Data section:
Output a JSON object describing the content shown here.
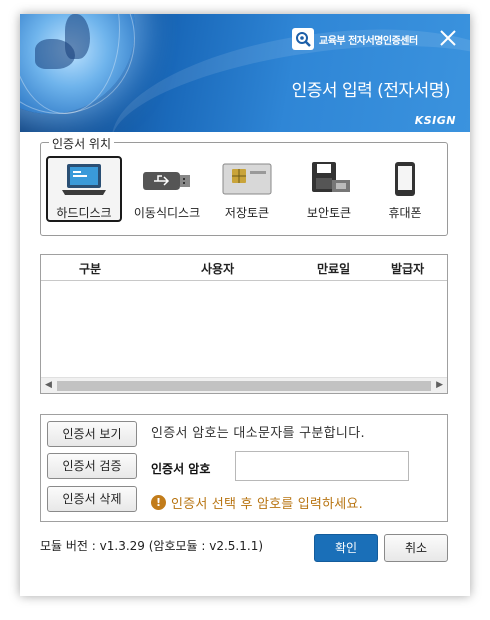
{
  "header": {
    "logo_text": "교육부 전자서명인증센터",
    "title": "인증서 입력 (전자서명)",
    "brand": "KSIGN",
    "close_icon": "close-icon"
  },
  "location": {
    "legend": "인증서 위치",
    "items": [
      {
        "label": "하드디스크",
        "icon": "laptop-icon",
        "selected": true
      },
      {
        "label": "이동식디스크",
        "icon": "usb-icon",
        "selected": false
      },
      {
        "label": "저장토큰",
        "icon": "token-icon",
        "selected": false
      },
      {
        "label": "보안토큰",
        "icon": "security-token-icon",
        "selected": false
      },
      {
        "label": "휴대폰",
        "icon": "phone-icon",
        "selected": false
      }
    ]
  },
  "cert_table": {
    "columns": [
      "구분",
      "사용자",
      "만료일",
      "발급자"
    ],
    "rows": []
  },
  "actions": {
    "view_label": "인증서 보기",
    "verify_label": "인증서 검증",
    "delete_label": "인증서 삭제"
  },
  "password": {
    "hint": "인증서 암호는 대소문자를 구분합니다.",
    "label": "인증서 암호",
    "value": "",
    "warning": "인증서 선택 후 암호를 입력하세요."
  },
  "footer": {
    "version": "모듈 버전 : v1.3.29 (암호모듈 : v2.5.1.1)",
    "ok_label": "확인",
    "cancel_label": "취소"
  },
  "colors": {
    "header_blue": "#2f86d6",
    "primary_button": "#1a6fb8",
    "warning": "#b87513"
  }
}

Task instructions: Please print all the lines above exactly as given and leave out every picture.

Reply to the exercise:
Output a JSON object describing the content shown here.
{
  "header": {
    "logo_text": "교육부 전자서명인증센터",
    "title": "인증서 입력 (전자서명)",
    "brand": "KSIGN",
    "close_icon": "close-icon"
  },
  "location": {
    "legend": "인증서 위치",
    "items": [
      {
        "label": "하드디스크",
        "icon": "laptop-icon",
        "selected": true
      },
      {
        "label": "이동식디스크",
        "icon": "usb-icon",
        "selected": false
      },
      {
        "label": "저장토큰",
        "icon": "token-icon",
        "selected": false
      },
      {
        "label": "보안토큰",
        "icon": "security-token-icon",
        "selected": false
      },
      {
        "label": "휴대폰",
        "icon": "phone-icon",
        "selected": false
      }
    ]
  },
  "cert_table": {
    "columns": [
      "구분",
      "사용자",
      "만료일",
      "발급자"
    ],
    "rows": []
  },
  "actions": {
    "view_label": "인증서 보기",
    "verify_label": "인증서 검증",
    "delete_label": "인증서 삭제"
  },
  "password": {
    "hint": "인증서 암호는 대소문자를 구분합니다.",
    "label": "인증서 암호",
    "value": "",
    "warning": "인증서 선택 후 암호를 입력하세요."
  },
  "footer": {
    "version": "모듈 버전 : v1.3.29 (암호모듈 : v2.5.1.1)",
    "ok_label": "확인",
    "cancel_label": "취소"
  },
  "colors": {
    "header_blue": "#2f86d6",
    "primary_button": "#1a6fb8",
    "warning": "#b87513"
  }
}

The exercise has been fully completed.